Tom DiGrazia

With over a decade and a half of professional design experience, Tom brings his knowledge of design principles and focus on user experience to every aspect of his contribution to TTG. Paying special attention to each client’s brand, personalized needs and individual interests, he strives to create compelling concepts utilizing intuitive and highly-refined design solutions. In addition to traditional and digital design work and oversight at TTG, Tom also boasts a wide portfolio of web development projects with the company, allowing him to stretch his CSS and HTML skills across multiple platforms and disciplines. He feels that being a designer in the digital landscape of websites, eCommerce solutions, email marketing platforms and social media, it is important to understand the code that goes into these areas as it assists his ability to tailor designs specifically targeted to achieve the best end result and further builds understanding and communication with backend development teams.

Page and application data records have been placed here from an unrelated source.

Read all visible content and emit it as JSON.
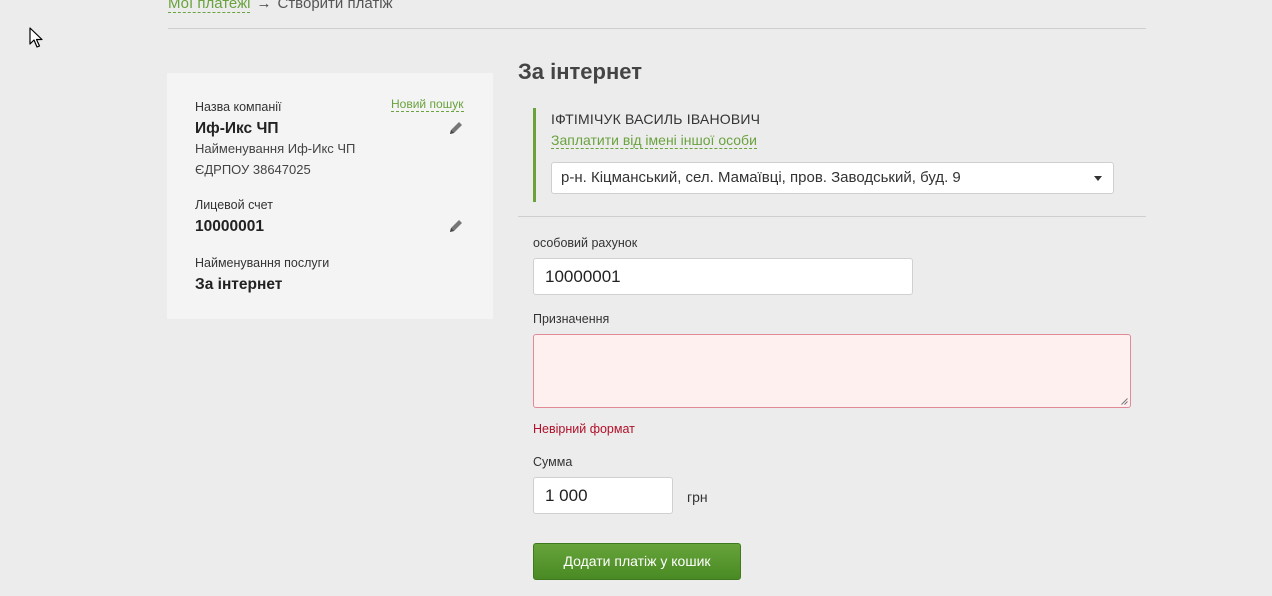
{
  "breadcrumb": {
    "link": "Мої платежі",
    "separator": "→",
    "current": "Створити платіж"
  },
  "company_card": {
    "company_label": "Назва компанії",
    "new_search": "Новий пошук",
    "company_name": "Иф-Икс ЧП",
    "company_fullname": "Найменування Иф-Икс ЧП",
    "edrpou": "ЄДРПОУ 38647025",
    "account_label": "Лицевой счет",
    "account_value": "10000001",
    "service_label": "Найменування послуги",
    "service_value": "За інтернет"
  },
  "form": {
    "title": "За інтернет",
    "payer_name": "ІФТІМІЧУК ВАСИЛЬ ІВАНОВИЧ",
    "pay_for_other": "Заплатити від імені іншої особи",
    "address": "р-н. Кіцманський, сел. Мамаївці, пров. Заводський, буд. 9",
    "account_label": "особовий рахунок",
    "account_value": "10000001",
    "purpose_label": "Призначення",
    "purpose_value": "",
    "purpose_error": "Невірний формат",
    "amount_label": "Сумма",
    "amount_value": "1 000",
    "currency": "грн",
    "submit": "Додати платіж у кошик"
  },
  "colors": {
    "accent": "#6aa23e",
    "error": "#b0102a",
    "error_bg": "#fff0f0",
    "button": "#559630"
  },
  "icons": {
    "edit": "pencil-icon",
    "dropdown": "caret-down-icon",
    "cursor": "mouse-cursor-icon",
    "resize": "resize-grip-icon"
  }
}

In his off hours, Tom is an avid pop culture enthusiast, staying up to date on the latest shows, films, comics and games. He can also typically be found taking part in a whole host of artistic activities that help him further stretch his creative legs. Regardless of the activity, Tom is always accompanied by his dog, Eli, and his cat, Tib.

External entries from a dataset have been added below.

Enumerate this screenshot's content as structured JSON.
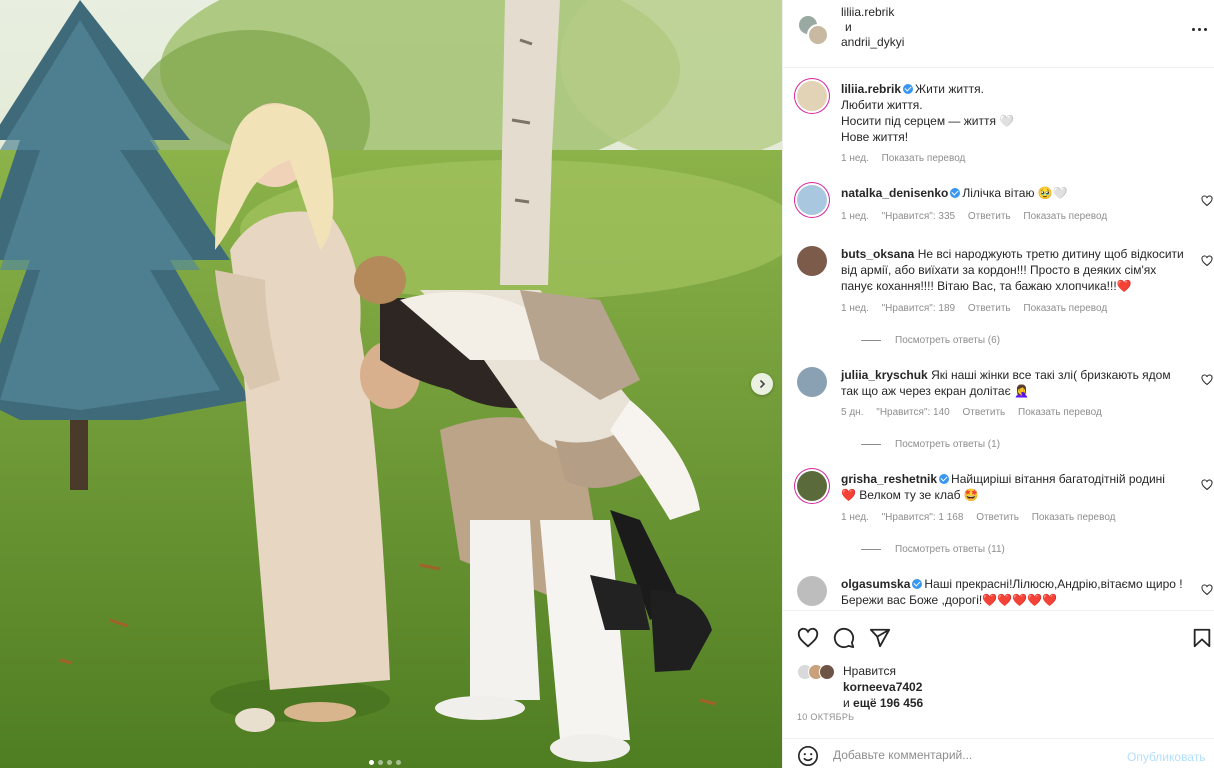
{
  "header": {
    "user1": "liliia.rebrik",
    "conj": "и",
    "user2": "andrii_dykyi"
  },
  "caption": {
    "user": "liliia.rebrik",
    "line1": "Жити життя.",
    "line2": "Любити життя.",
    "line3": "Носити під серцем — життя 🤍",
    "line4": "Нове життя!",
    "time": "1 нед.",
    "translate": "Показать перевод"
  },
  "comments": [
    {
      "user": "natalka_denisenko",
      "text": "Лілічка вітаю 🥹🤍",
      "time": "1 нед.",
      "likes": "\"Нравится\": 335",
      "reply": "Ответить",
      "translate": "Показать перевод"
    },
    {
      "user": "buts_oksana",
      "text": "Не всі народжують третю дитину щоб відкосити від армії, або виїхати за кордон!!! Просто в деяких сім'ях панує кохання!!!! Вітаю Вас, та бажаю хлопчика!!!",
      "heart": "❤️",
      "time": "1 нед.",
      "likes": "\"Нравится\": 189",
      "reply": "Ответить",
      "translate": "Показать перевод",
      "view_replies": "Посмотреть ответы (6)"
    },
    {
      "user": "juliia_kryschuk",
      "text": "Які наші жінки все такі злі( бризкають ядом так що аж через екран долітає 🤦‍♀️",
      "time": "5 дн.",
      "likes": "\"Нравится\": 140",
      "reply": "Ответить",
      "translate": "Показать перевод",
      "view_replies": "Посмотреть ответы (1)"
    },
    {
      "user": "grisha_reshetnik",
      "text": "Найщиріші вітання багатодітній родині",
      "text2": "Велком ту зе клаб 🤩",
      "heart": "❤️",
      "time": "1 нед.",
      "likes": "\"Нравится\": 1 168",
      "reply": "Ответить",
      "translate": "Показать перевод",
      "view_replies": "Посмотреть ответы (11)"
    },
    {
      "user": "olgasumska",
      "text": "Наші прекрасні!Лілюсю,Андрію,вітаємо щиро !Бережи вас Боже ,дорогі!",
      "hearts": "❤️❤️❤️❤️❤️"
    }
  ],
  "likes": {
    "label": "Нравится",
    "user": "korneeva7402",
    "more_prefix": "и",
    "more_count": "ещё 196 456"
  },
  "date": "10 ОКТЯБРЬ",
  "add_comment": {
    "placeholder": "Добавьте комментарий...",
    "publish": "Опубликовать"
  },
  "colors": {
    "link": "#3897f0",
    "heart": "#ed4956",
    "muted": "#8e8e8e",
    "publish_disabled": "#b2dffc"
  },
  "icons": [
    "heart-icon",
    "comment-icon",
    "share-icon",
    "bookmark-icon",
    "emoji-icon",
    "more-icon",
    "chevron-right-icon"
  ]
}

Design, Photography, Illustration, Digital Imagery Manipulation, Wesbite Development

Photoshop, Illustrator, InDesign, Lightroom, HTML/CSS, Wordpress


Courtney Dumont

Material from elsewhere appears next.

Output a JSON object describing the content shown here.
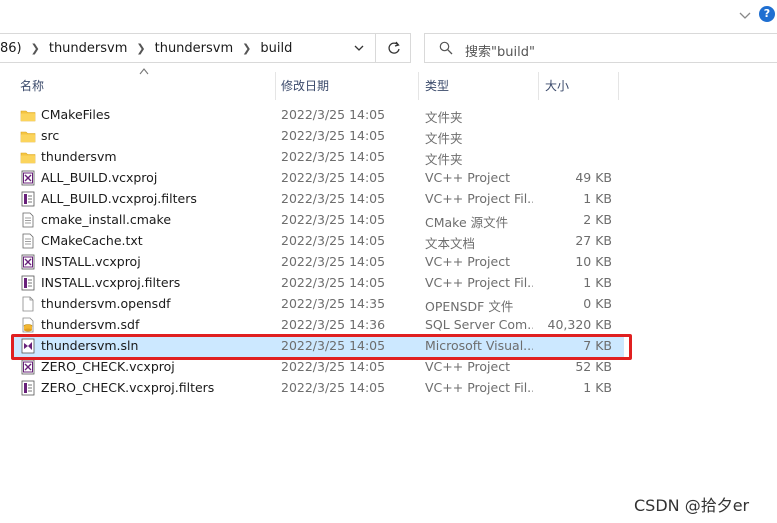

As Senior Marketing Strategist & Analyst at Technology Therapy Group, Courtney is energized by the ability to flex both her left and right brain daily. Courtney discovered her passion for Marketing at Bryant University, where she spearheaded research on students’ perceptions of Social Media Marketing for her Honors Capstone Project. After graduating Bryant in 2012, she joined the Technology Therapy team, where she’s honed her skills in social media, search and social advertising, email marketing, SEO, and more.

Since joining the team, Courtney has created digital marketing strategies and managed campaigns for clients across the country, ranging from plastic surgery centers, to jewelry stores, to construction companies. With a cohesive, cross-channel approach and a focus on data-driven decision making, she has increased their leads by up to 217%. But Courtney doesn’t leave her zeal for social media at the office; she also runs a local foodie Instagram account with her husband to document their meals across Rhode Island and beyond. Check them out: @hoppilyfed.

Marketing Strategy, Data Analysis, Google Ads, Facebook Ads, Social Media

Google Analytics, Google Ads, Facebook Ads, Facebook Creator Studio, Instagram, Klaviyo, Mailchimp, Emma Mail, Google Data Studio, WordPress, YouTube, LinkedIn, Facebook, Microsoft Office